Exercise directions: Down to the last line, retype the records below exactly and skip the pictures.

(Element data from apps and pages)
<<<<

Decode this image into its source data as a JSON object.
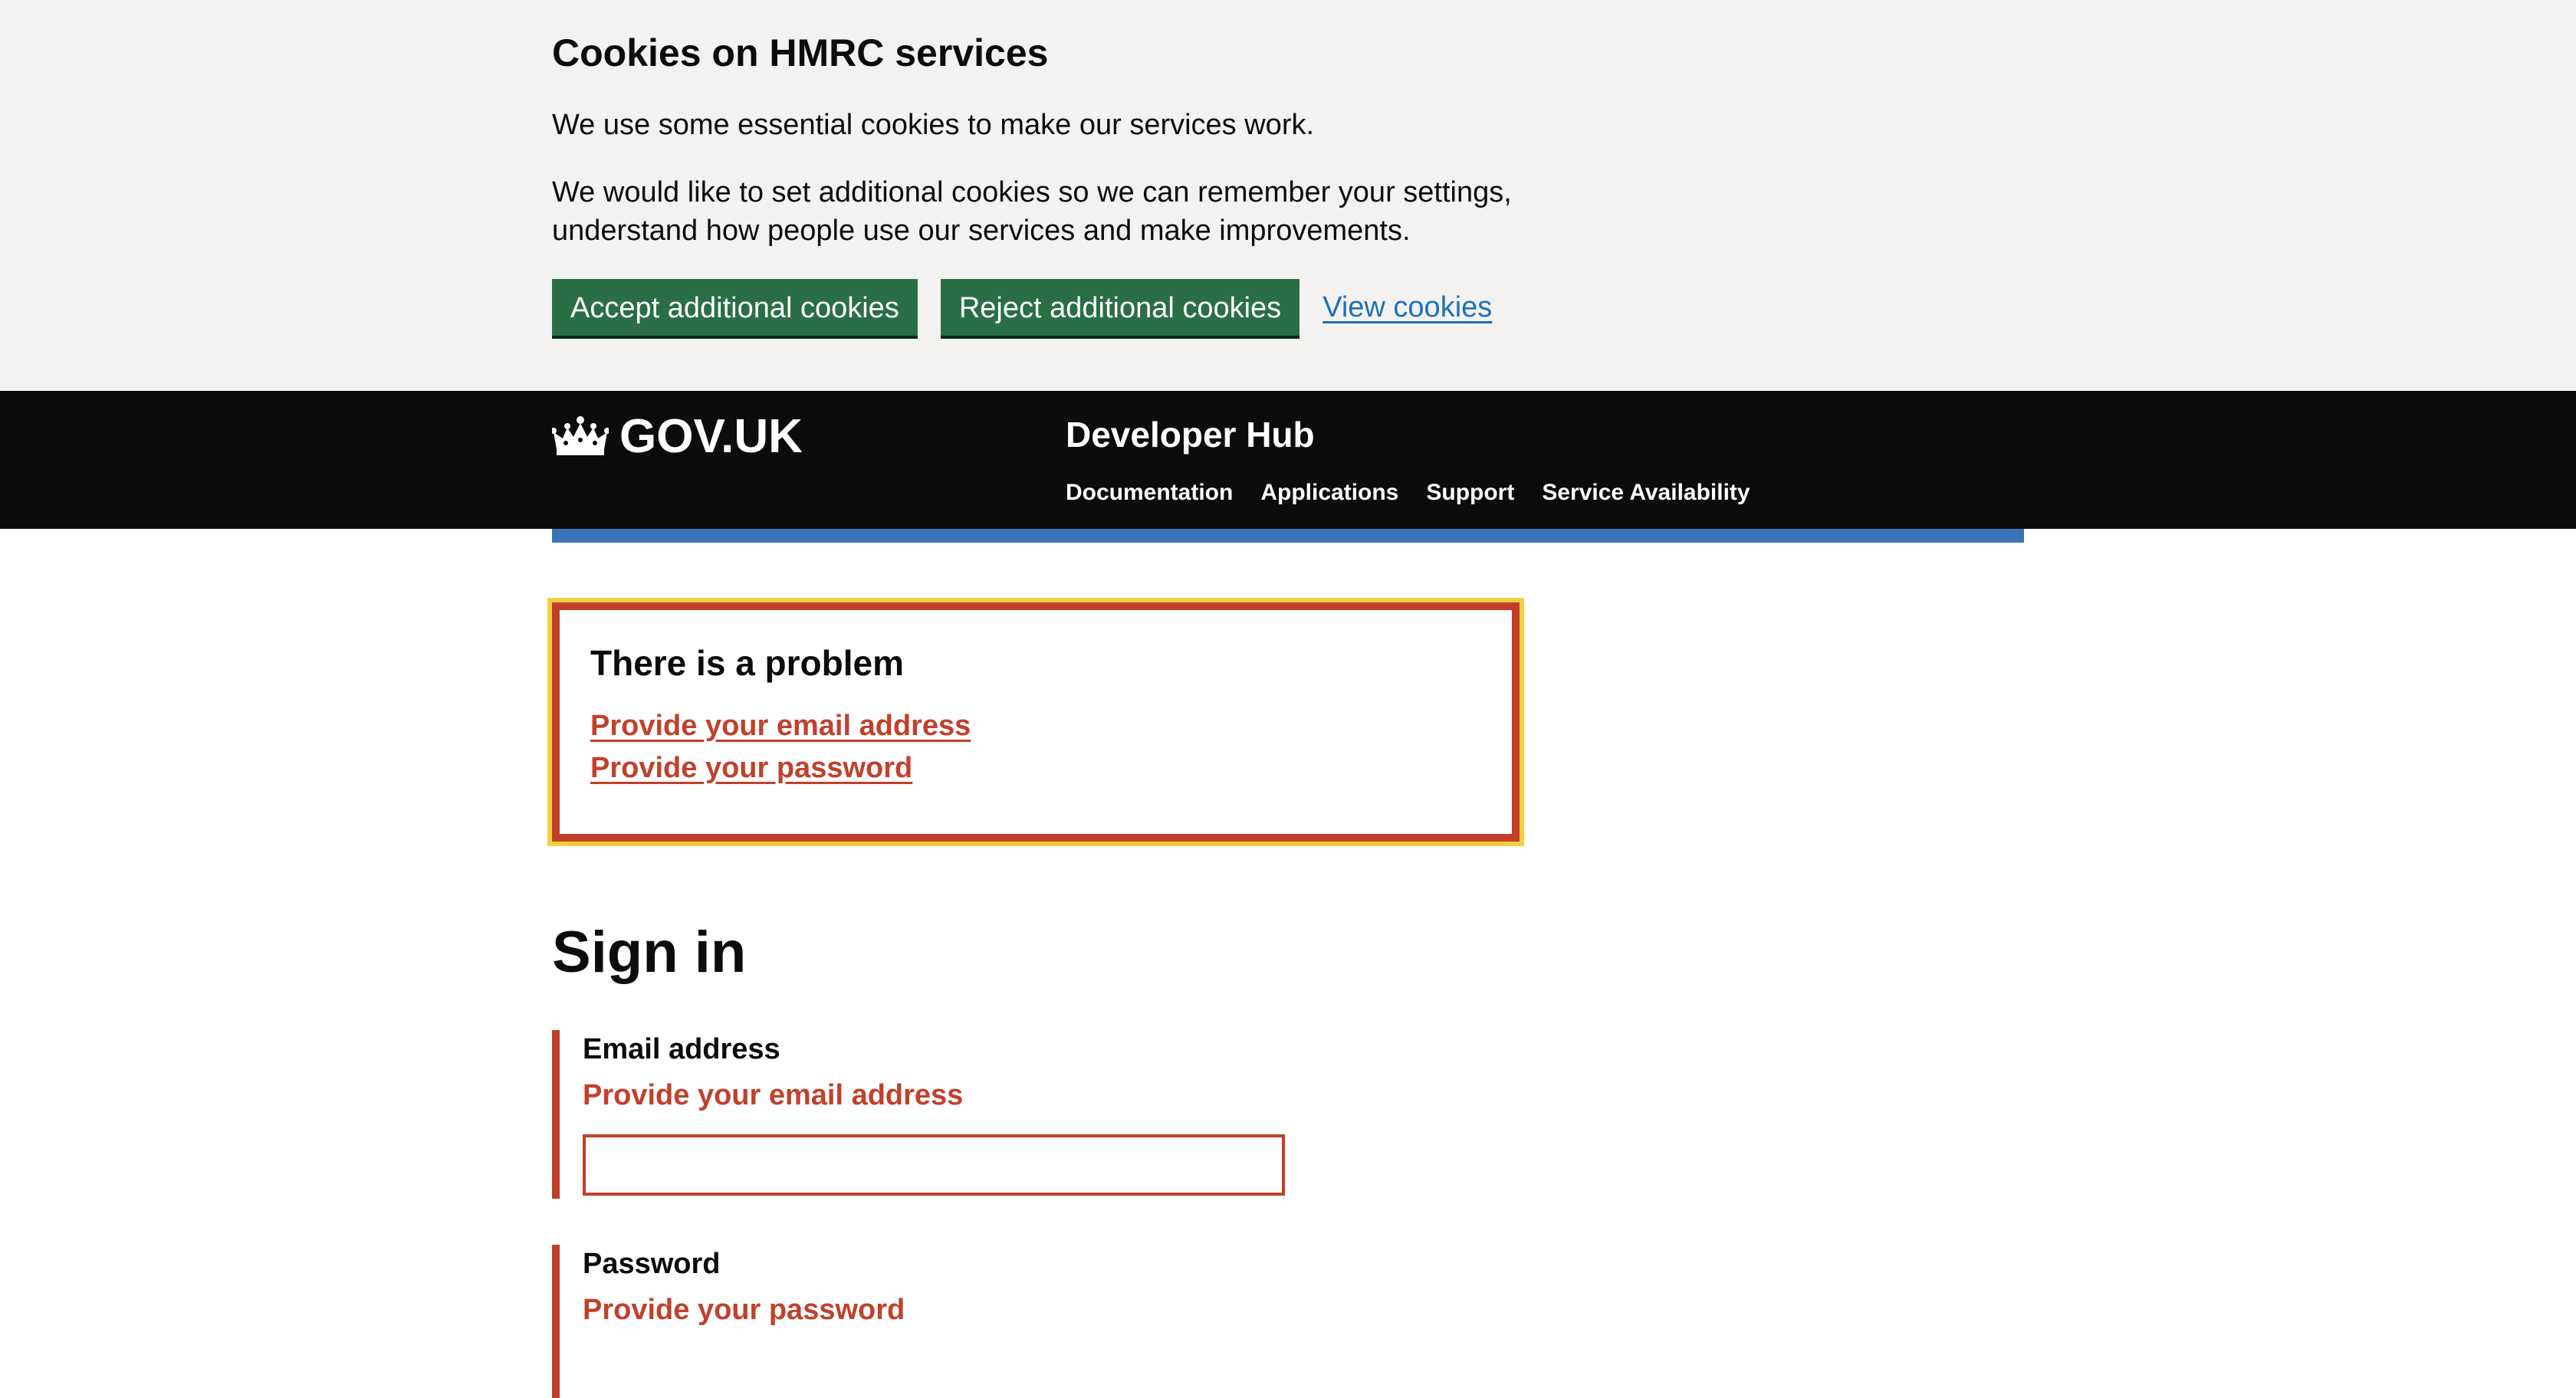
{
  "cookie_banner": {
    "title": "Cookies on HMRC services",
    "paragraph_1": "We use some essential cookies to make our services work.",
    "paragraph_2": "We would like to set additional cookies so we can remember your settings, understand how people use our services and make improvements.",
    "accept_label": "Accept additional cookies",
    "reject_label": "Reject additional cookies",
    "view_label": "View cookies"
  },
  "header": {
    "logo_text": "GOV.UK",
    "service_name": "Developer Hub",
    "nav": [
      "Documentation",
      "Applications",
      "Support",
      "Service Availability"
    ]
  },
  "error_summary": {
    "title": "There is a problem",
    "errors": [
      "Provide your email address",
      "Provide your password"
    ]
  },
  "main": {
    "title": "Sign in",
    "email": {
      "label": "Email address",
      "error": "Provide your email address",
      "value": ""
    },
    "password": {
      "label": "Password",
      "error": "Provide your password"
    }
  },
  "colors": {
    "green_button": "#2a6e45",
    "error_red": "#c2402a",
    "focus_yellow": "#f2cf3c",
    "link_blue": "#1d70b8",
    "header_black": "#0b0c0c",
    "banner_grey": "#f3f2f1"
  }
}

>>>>

Answer box:
Decode this image into its source data as a JSON object.
{
  "cookie_banner": {
    "title": "Cookies on HMRC services",
    "paragraph_1": "We use some essential cookies to make our services work.",
    "paragraph_2": "We would like to set additional cookies so we can remember your settings, understand how people use our services and make improvements.",
    "accept_label": "Accept additional cookies",
    "reject_label": "Reject additional cookies",
    "view_label": "View cookies"
  },
  "header": {
    "logo_text": "GOV.UK",
    "service_name": "Developer Hub",
    "nav": [
      "Documentation",
      "Applications",
      "Support",
      "Service Availability"
    ]
  },
  "error_summary": {
    "title": "There is a problem",
    "errors": [
      "Provide your email address",
      "Provide your password"
    ]
  },
  "main": {
    "title": "Sign in",
    "email": {
      "label": "Email address",
      "error": "Provide your email address",
      "value": ""
    },
    "password": {
      "label": "Password",
      "error": "Provide your password"
    }
  },
  "colors": {
    "green_button": "#2a6e45",
    "error_red": "#c2402a",
    "focus_yellow": "#f2cf3c",
    "link_blue": "#1d70b8",
    "header_black": "#0b0c0c",
    "banner_grey": "#f3f2f1"
  }
}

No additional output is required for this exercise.